**Description of the task**
All records that follow are to be output exactly.

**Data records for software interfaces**
========================================================================

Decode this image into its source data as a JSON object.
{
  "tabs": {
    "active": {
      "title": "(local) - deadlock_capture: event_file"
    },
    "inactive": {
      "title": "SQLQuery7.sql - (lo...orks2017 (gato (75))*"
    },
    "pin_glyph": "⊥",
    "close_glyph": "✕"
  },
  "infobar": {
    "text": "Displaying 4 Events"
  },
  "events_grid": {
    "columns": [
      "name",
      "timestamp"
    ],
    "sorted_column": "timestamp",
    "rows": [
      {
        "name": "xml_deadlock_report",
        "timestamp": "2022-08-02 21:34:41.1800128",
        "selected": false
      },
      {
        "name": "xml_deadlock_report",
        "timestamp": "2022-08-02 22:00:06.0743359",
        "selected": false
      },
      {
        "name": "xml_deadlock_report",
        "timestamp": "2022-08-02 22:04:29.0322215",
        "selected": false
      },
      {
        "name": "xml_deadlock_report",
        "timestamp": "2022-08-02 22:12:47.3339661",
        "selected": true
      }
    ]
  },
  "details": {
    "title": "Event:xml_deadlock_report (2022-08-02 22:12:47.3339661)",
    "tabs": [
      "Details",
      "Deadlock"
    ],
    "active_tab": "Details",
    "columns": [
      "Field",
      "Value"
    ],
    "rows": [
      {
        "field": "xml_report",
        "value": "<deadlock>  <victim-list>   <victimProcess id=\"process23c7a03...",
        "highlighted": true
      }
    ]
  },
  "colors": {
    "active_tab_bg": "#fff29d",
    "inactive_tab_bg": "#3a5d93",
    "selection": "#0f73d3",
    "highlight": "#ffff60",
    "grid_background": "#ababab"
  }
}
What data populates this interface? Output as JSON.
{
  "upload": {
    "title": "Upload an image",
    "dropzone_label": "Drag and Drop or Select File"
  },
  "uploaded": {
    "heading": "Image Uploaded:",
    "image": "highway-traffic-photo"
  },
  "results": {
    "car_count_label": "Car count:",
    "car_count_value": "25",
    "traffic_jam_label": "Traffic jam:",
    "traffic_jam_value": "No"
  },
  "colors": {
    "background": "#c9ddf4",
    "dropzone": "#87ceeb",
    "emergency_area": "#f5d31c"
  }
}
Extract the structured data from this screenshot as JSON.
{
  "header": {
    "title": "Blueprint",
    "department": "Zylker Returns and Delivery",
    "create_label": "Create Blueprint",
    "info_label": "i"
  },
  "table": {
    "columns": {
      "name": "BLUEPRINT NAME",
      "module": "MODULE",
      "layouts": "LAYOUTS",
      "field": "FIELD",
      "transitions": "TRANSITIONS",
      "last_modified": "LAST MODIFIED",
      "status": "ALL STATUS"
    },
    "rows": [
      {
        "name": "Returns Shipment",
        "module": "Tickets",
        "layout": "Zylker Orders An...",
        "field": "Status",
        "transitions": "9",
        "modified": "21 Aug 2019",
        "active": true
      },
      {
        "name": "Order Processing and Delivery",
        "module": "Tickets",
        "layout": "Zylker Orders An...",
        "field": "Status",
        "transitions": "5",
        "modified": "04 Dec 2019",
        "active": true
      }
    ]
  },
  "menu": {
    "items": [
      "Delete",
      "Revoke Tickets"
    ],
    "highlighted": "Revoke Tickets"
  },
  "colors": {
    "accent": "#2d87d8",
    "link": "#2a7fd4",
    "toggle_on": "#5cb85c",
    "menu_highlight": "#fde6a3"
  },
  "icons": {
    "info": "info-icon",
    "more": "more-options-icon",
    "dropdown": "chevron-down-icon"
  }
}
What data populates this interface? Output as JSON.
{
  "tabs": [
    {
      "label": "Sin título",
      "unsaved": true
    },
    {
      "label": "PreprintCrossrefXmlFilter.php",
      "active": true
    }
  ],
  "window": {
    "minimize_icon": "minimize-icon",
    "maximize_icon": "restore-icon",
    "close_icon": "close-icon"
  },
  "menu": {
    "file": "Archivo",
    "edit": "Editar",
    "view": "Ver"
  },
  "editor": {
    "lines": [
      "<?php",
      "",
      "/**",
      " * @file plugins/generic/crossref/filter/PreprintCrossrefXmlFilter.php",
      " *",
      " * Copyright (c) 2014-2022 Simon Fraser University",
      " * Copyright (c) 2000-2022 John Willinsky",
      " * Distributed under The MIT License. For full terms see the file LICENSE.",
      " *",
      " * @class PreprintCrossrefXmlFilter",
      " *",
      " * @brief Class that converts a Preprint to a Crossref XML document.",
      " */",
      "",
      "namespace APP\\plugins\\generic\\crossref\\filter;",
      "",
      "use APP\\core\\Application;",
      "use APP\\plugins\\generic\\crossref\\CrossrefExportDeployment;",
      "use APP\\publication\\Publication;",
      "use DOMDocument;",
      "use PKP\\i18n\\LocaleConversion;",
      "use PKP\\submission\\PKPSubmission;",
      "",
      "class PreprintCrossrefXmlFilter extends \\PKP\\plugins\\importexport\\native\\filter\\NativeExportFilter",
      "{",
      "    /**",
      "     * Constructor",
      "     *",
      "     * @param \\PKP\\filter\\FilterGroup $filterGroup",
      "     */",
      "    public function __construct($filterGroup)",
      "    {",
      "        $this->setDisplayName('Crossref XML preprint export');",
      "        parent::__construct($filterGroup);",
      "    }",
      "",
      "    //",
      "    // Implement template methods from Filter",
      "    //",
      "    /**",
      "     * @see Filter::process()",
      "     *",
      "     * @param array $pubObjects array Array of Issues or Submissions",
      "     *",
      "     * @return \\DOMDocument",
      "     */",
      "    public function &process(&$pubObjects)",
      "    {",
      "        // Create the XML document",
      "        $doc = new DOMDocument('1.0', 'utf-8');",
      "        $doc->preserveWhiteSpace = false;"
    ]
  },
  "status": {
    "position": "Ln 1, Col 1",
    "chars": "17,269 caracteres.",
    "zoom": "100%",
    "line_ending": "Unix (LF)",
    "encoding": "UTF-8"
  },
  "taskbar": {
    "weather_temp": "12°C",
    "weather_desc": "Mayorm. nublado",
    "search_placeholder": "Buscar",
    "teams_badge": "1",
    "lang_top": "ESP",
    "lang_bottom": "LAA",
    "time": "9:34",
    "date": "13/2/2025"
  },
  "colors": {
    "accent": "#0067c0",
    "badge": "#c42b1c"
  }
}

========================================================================

**Answer to this exercise**
Decode this image into its source data as a JSON object.
{
  "tabs": {
    "active": {
      "title": "(local) - deadlock_capture: event_file"
    },
    "inactive": {
      "title": "SQLQuery7.sql - (lo...orks2017 (gato (75))*"
    },
    "pin_glyph": "⊥",
    "close_glyph": "✕"
  },
  "infobar": {
    "text": "Displaying 4 Events"
  },
  "events_grid": {
    "columns": [
      "name",
      "timestamp"
    ],
    "sorted_column": "timestamp",
    "rows": [
      {
        "name": "xml_deadlock_report",
        "timestamp": "2022-08-02 21:34:41.1800128",
        "selected": false
      },
      {
        "name": "xml_deadlock_report",
        "timestamp": "2022-08-02 22:00:06.0743359",
        "selected": false
      },
      {
        "name": "xml_deadlock_report",
        "timestamp": "2022-08-02 22:04:29.0322215",
        "selected": false
      },
      {
        "name": "xml_deadlock_report",
        "timestamp": "2022-08-02 22:12:47.3339661",
        "selected": true
      }
    ]
  },
  "details": {
    "title": "Event:xml_deadlock_report (2022-08-02 22:12:47.3339661)",
    "tabs": [
      "Details",
      "Deadlock"
    ],
    "active_tab": "Details",
    "columns": [
      "Field",
      "Value"
    ],
    "rows": [
      {
        "field": "xml_report",
        "value": "<deadlock>  <victim-list>   <victimProcess id=\"process23c7a03...",
        "highlighted": true
      }
    ]
  },
  "colors": {
    "active_tab_bg": "#fff29d",
    "inactive_tab_bg": "#3a5d93",
    "selection": "#0f73d3",
    "highlight": "#ffff60",
    "grid_background": "#ababab"
  }
}
What data populates this interface? Output as JSON.
{
  "upload": {
    "title": "Upload an image",
    "dropzone_label": "Drag and Drop or Select File"
  },
  "uploaded": {
    "heading": "Image Uploaded:",
    "image": "highway-traffic-photo"
  },
  "results": {
    "car_count_label": "Car count:",
    "car_count_value": "25",
    "traffic_jam_label": "Traffic jam:",
    "traffic_jam_value": "No"
  },
  "colors": {
    "background": "#c9ddf4",
    "dropzone": "#87ceeb",
    "emergency_area": "#f5d31c"
  }
}
Extract the structured data from this screenshot as JSON.
{
  "header": {
    "title": "Blueprint",
    "department": "Zylker Returns and Delivery",
    "create_label": "Create Blueprint",
    "info_label": "i"
  },
  "table": {
    "columns": {
      "name": "BLUEPRINT NAME",
      "module": "MODULE",
      "layouts": "LAYOUTS",
      "field": "FIELD",
      "transitions": "TRANSITIONS",
      "last_modified": "LAST MODIFIED",
      "status": "ALL STATUS"
    },
    "rows": [
      {
        "name": "Returns Shipment",
        "module": "Tickets",
        "layout": "Zylker Orders An...",
        "field": "Status",
        "transitions": "9",
        "modified": "21 Aug 2019",
        "active": true
      },
      {
        "name": "Order Processing and Delivery",
        "module": "Tickets",
        "layout": "Zylker Orders An...",
        "field": "Status",
        "transitions": "5",
        "modified": "04 Dec 2019",
        "active": true
      }
    ]
  },
  "menu": {
    "items": [
      "Delete",
      "Revoke Tickets"
    ],
    "highlighted": "Revoke Tickets"
  },
  "colors": {
    "accent": "#2d87d8",
    "link": "#2a7fd4",
    "toggle_on": "#5cb85c",
    "menu_highlight": "#fde6a3"
  },
  "icons": {
    "info": "info-icon",
    "more": "more-options-icon",
    "dropdown": "chevron-down-icon"
  }
}
What data populates this interface? Output as JSON.
{
  "tabs": [
    {
      "label": "Sin título",
      "unsaved": true
    },
    {
      "label": "PreprintCrossrefXmlFilter.php",
      "active": true
    }
  ],
  "window": {
    "minimize_icon": "minimize-icon",
    "maximize_icon": "restore-icon",
    "close_icon": "close-icon"
  },
  "menu": {
    "file": "Archivo",
    "edit": "Editar",
    "view": "Ver"
  },
  "editor": {
    "lines": [
      "<?php",
      "",
      "/**",
      " * @file plugins/generic/crossref/filter/PreprintCrossrefXmlFilter.php",
      " *",
      " * Copyright (c) 2014-2022 Simon Fraser University",
      " * Copyright (c) 2000-2022 John Willinsky",
      " * Distributed under The MIT License. For full terms see the file LICENSE.",
      " *",
      " * @class PreprintCrossrefXmlFilter",
      " *",
      " * @brief Class that converts a Preprint to a Crossref XML document.",
      " */",
      "",
      "namespace APP\\plugins\\generic\\crossref\\filter;",
      "",
      "use APP\\core\\Application;",
      "use APP\\plugins\\generic\\crossref\\CrossrefExportDeployment;",
      "use APP\\publication\\Publication;",
      "use DOMDocument;",
      "use PKP\\i18n\\LocaleConversion;",
      "use PKP\\submission\\PKPSubmission;",
      "",
      "class PreprintCrossrefXmlFilter extends \\PKP\\plugins\\importexport\\native\\filter\\NativeExportFilter",
      "{",
      "    /**",
      "     * Constructor",
      "     *",
      "     * @param \\PKP\\filter\\FilterGroup $filterGroup",
      "     */",
      "    public function __construct($filterGroup)",
      "    {",
      "        $this->setDisplayName('Crossref XML preprint export');",
      "        parent::__construct($filterGroup);",
      "    }",
      "",
      "    //",
      "    // Implement template methods from Filter",
      "    //",
      "    /**",
      "     * @see Filter::process()",
      "     *",
      "     * @param array $pubObjects array Array of Issues or Submissions",
      "     *",
      "     * @return \\DOMDocument",
      "     */",
      "    public function &process(&$pubObjects)",
      "    {",
      "        // Create the XML document",
      "        $doc = new DOMDocument('1.0', 'utf-8');",
      "        $doc->preserveWhiteSpace = false;"
    ]
  },
  "status": {
    "position": "Ln 1, Col 1",
    "chars": "17,269 caracteres.",
    "zoom": "100%",
    "line_ending": "Unix (LF)",
    "encoding": "UTF-8"
  },
  "taskbar": {
    "weather_temp": "12°C",
    "weather_desc": "Mayorm. nublado",
    "search_placeholder": "Buscar",
    "teams_badge": "1",
    "lang_top": "ESP",
    "lang_bottom": "LAA",
    "time": "9:34",
    "date": "13/2/2025"
  },
  "colors": {
    "accent": "#0067c0",
    "badge": "#c42b1c"
  }
}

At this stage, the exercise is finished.